Sarah-Grace Sweeney

When college art students see the work of a professor on display, the effect can be similar to seeing a high school teacher outside their classroom. It’s a little strange. But for the art students, their professors’ work becomes a real life example of the processes and techniques they are taught in the classroom.

On Dec. 1, the Visual Arts Center will host an Artist Talk to learn a little more about the motivation and ideas behind the work of six of the ten faculty members whose art is currently on display in the Mezzanine Gallery. The talk is from 6:30 to 8 p.m. and is free to all.

“It’s kind of weird to see your professors’ work because in class you view them as your superior,” studio art sophomore Abby Clinton said. “It’s strange to see them in a vulnerable position and to look at their work [and see them] as an artist rather than as a professor.”
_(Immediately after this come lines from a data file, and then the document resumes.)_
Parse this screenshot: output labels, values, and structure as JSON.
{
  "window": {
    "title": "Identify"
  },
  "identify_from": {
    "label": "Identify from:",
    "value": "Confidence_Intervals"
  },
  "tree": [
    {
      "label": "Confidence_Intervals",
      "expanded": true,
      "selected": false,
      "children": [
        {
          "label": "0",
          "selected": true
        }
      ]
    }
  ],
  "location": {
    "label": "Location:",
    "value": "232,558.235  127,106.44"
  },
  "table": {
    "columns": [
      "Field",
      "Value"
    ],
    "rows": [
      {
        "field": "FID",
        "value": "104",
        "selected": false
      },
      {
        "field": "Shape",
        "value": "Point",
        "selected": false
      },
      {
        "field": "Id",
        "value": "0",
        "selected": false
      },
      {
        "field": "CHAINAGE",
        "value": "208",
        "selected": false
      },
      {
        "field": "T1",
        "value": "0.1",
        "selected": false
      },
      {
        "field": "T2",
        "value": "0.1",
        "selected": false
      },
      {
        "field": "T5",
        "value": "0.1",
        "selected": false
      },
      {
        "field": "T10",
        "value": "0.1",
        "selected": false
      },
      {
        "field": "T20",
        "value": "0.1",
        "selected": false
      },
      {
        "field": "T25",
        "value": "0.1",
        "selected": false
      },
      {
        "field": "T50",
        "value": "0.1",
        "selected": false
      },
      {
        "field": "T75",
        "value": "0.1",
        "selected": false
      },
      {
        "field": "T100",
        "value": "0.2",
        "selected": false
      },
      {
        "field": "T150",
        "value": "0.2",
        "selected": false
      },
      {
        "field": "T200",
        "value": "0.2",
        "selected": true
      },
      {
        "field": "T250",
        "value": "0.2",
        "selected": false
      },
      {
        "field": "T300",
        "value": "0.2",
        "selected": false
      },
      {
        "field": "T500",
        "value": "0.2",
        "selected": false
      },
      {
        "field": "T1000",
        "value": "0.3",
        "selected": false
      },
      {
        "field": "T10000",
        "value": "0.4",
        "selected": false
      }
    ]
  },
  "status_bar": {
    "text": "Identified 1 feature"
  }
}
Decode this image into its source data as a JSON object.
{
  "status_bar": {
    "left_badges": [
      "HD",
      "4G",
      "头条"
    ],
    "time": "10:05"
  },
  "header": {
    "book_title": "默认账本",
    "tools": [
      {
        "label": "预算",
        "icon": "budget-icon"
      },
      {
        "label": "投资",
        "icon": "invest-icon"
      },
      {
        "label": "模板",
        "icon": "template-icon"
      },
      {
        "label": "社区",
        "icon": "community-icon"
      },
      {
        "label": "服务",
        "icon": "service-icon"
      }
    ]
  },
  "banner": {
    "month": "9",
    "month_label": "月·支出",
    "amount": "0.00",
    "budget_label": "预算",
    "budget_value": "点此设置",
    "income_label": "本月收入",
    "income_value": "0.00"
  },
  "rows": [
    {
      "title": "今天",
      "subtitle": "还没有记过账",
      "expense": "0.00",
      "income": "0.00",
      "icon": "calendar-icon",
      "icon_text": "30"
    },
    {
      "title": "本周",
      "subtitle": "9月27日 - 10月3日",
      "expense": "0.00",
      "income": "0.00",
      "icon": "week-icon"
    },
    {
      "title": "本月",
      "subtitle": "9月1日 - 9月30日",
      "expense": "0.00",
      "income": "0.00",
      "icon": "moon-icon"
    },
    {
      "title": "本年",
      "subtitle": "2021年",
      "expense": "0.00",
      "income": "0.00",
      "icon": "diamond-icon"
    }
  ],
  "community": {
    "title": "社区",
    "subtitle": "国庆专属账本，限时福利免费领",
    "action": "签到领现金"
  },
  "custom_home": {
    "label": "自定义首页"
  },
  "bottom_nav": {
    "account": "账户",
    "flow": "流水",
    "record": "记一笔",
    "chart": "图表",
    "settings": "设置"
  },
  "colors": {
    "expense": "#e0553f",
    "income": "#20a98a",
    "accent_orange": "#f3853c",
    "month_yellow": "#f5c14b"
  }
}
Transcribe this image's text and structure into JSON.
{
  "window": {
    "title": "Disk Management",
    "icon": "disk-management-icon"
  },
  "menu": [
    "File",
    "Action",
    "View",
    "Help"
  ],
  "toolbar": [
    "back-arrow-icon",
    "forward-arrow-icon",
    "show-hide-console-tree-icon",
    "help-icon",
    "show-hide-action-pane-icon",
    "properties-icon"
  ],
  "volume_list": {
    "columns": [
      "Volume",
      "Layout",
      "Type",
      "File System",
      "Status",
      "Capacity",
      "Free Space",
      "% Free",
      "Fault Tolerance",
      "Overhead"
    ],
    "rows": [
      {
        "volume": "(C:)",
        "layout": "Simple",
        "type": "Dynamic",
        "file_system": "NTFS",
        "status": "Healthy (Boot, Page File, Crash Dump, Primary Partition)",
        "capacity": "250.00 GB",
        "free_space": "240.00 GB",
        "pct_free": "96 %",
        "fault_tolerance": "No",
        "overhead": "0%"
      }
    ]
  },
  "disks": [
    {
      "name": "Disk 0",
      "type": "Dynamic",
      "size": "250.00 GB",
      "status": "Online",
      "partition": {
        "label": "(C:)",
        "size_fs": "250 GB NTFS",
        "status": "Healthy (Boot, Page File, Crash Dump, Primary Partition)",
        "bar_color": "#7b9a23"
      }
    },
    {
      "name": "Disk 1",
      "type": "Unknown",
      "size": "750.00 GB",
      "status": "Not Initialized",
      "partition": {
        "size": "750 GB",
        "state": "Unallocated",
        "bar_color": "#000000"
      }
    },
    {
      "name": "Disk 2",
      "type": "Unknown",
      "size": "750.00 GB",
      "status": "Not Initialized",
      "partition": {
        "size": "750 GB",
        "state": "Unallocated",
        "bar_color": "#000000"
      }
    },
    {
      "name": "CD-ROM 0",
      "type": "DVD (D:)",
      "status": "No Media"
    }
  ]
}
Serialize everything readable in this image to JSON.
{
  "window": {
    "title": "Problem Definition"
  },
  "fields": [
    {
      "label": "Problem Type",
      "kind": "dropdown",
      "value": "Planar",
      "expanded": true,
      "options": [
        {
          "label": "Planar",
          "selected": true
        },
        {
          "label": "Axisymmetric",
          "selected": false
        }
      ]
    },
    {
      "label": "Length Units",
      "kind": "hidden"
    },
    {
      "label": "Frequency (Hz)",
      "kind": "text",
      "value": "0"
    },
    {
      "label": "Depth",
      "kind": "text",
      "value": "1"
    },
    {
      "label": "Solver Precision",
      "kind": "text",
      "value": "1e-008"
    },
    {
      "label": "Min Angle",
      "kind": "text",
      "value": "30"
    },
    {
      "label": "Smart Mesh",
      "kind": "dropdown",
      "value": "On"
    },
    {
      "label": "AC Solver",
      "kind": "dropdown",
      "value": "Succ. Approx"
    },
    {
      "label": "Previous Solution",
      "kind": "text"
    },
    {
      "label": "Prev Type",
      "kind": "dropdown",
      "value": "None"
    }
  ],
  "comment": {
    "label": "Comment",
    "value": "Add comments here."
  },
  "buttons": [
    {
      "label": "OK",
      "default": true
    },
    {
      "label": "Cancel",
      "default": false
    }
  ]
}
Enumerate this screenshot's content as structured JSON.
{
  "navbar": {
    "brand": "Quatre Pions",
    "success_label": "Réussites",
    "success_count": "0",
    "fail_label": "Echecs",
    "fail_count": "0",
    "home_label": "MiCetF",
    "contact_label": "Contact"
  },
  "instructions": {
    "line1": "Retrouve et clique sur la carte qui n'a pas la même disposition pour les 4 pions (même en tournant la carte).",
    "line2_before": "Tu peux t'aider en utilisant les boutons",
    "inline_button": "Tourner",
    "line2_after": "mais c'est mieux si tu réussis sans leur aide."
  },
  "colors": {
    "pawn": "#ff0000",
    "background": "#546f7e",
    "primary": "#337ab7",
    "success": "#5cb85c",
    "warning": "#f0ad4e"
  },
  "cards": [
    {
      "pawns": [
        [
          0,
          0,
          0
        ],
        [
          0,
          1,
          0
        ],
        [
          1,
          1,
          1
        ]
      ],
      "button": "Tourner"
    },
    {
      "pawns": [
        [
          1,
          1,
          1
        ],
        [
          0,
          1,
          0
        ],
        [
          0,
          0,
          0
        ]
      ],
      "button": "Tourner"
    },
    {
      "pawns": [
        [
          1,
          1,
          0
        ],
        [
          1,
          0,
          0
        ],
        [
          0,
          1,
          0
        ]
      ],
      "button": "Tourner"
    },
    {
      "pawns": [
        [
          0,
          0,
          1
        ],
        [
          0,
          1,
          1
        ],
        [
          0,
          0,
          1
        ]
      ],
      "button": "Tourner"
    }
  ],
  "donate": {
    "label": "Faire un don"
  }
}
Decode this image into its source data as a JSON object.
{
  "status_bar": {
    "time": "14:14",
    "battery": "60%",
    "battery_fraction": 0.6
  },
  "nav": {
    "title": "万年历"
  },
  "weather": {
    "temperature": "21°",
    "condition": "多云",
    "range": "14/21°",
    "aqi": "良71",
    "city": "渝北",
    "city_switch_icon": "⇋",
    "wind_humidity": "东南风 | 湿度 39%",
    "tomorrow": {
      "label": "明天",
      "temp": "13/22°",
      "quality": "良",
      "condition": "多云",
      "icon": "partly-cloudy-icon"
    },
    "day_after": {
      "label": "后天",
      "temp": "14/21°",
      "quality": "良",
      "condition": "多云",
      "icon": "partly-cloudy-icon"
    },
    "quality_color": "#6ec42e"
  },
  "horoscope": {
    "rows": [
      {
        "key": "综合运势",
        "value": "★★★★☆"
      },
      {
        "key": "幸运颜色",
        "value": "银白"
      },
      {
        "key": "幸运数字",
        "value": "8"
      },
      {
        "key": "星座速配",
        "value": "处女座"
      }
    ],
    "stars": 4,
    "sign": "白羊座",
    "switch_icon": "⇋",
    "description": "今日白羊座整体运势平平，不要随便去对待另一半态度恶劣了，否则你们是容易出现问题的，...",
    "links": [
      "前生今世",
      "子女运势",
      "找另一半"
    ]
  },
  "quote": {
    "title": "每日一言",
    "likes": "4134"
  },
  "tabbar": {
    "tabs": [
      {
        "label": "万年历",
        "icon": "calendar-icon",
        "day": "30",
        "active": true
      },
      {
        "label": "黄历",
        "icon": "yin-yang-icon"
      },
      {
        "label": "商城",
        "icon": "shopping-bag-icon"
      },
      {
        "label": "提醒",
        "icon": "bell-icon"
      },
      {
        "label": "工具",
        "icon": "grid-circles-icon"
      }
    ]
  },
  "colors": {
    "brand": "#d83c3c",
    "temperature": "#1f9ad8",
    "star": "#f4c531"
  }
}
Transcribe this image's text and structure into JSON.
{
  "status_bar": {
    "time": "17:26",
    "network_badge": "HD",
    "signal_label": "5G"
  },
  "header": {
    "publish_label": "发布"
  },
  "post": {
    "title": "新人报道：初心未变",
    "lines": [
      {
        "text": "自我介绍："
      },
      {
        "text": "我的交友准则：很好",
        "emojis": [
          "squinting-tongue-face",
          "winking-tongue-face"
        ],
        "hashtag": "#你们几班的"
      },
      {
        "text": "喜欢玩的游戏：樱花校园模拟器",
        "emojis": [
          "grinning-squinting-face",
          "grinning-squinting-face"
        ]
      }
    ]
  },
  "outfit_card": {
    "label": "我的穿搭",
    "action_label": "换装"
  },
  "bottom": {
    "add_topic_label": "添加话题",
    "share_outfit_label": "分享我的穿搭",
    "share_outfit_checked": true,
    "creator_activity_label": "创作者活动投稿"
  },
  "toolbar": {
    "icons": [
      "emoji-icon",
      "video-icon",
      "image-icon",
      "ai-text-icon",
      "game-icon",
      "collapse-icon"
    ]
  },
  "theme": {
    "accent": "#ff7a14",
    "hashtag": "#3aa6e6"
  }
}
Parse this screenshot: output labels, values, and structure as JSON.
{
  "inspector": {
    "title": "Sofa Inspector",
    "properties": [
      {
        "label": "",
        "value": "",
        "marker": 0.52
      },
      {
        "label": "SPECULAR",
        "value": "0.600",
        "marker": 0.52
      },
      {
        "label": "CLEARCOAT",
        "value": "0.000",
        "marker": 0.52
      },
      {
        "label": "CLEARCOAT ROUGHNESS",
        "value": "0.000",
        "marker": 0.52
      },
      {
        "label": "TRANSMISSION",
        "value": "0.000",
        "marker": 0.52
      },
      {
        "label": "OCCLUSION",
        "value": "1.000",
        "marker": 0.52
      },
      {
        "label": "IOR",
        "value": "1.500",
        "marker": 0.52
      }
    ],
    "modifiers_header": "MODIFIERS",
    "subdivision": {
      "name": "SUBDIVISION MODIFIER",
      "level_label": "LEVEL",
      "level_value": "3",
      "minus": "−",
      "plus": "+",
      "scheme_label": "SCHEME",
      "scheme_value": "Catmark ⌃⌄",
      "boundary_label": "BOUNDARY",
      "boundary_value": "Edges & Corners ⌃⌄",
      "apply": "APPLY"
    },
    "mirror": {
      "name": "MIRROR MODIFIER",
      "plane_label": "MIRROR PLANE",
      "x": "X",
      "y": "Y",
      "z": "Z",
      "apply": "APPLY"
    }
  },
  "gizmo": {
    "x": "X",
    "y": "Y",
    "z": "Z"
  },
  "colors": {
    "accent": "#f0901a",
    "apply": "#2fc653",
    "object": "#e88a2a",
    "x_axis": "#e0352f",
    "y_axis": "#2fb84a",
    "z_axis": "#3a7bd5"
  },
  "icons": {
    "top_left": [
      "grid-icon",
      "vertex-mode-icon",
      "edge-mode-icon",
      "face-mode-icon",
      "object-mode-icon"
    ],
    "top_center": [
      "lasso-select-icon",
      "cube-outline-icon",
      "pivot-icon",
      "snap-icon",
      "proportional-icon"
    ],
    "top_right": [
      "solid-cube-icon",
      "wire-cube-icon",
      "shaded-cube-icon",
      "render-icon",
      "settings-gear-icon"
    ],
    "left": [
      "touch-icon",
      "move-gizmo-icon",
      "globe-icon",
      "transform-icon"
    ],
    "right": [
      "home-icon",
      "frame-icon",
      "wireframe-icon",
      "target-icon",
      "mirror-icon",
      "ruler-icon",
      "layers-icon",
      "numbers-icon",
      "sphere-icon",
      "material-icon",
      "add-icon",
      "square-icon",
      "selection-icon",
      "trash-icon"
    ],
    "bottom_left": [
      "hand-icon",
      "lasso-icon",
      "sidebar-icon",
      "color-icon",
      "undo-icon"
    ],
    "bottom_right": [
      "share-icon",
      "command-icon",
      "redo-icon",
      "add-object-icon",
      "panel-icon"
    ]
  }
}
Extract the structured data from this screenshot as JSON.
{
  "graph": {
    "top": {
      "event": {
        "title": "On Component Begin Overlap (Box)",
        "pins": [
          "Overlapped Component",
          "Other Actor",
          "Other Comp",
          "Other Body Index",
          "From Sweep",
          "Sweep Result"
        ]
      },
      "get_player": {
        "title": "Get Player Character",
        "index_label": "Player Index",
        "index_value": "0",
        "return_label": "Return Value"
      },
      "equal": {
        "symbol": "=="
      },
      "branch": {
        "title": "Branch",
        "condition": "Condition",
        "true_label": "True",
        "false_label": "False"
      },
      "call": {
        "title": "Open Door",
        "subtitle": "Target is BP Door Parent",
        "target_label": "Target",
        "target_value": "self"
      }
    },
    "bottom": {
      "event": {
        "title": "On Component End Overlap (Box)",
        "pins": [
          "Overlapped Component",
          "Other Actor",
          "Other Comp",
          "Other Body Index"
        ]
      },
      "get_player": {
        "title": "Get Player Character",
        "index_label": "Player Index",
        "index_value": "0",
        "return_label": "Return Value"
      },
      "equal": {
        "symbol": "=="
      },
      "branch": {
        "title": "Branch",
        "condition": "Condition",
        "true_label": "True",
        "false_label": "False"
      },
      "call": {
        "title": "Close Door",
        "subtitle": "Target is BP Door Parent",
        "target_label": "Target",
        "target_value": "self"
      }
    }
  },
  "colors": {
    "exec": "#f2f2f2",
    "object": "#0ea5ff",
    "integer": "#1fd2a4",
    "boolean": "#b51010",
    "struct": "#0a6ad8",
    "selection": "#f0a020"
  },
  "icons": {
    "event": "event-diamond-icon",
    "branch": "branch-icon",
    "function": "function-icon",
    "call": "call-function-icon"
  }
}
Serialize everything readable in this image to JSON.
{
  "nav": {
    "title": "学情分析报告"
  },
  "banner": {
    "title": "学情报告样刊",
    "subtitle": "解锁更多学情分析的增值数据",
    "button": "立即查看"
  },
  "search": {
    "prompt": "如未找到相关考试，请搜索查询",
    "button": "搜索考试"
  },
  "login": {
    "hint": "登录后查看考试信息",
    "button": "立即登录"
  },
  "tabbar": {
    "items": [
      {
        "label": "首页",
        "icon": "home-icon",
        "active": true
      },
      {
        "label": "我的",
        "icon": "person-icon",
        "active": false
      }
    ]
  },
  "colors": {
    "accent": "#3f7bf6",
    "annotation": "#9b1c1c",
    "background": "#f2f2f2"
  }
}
Clinton, who attended the grand opening of the faculty exhibit, has only taken a course from one of the professors whose work is on display, but said seeing all the faculty art made her excited for some classes and scared for others.

“I would really like to hear from professors I haven’t had yet have to say about their work,” Clinton said. “I think it would be a great opportunity to get an idea of what their classes are like and what they value in art.”

The event will be moderated by interim department chair Lee Chesney, who has some of his own printmaking on exhibit. He noted it would be a good opportunity for those skeptical of the value of the arts to hear faculty perspective and see what they are creating.

“They will be talking about ideas behind their work. That’s mostly what the faculty like to talk about,” Chesney said. “What it is you’re trying to say, how can you make it more meaningful and articulate it better visually — those are the issues that drive the faculty in their own work and what they will talk about.”

There are ten faculty members with work on display, and six have volunteered to discuss their work. There is no overarching theme to the exhibit, but there are themes to some of the individual artists’ collections.

Photography professor Lawrence McFarland has photographs of the American West on exhibit from sites of historical value between the period of 1804-1890. He said he is looking forward to taking questions and talking about the motivations behind his work.

“I’ve been going to historic sights where important events happened to see how that affects culture today,” McFarland said. “Sometimes it really affects people. Sometimes there’s nothing there.”

While the talk will be specifically valuable to art students, anyone inclined to learn more about the art school faculty and their work can attend.

“You can get an understanding of what the commitment is to be a professional artist,” McFarland said. “The opportunity to meet, see and listen firsthand is a rare opportunity.”

Printed on Wednesday, November 30, 2011 as: Art exhibit offers look at professors' work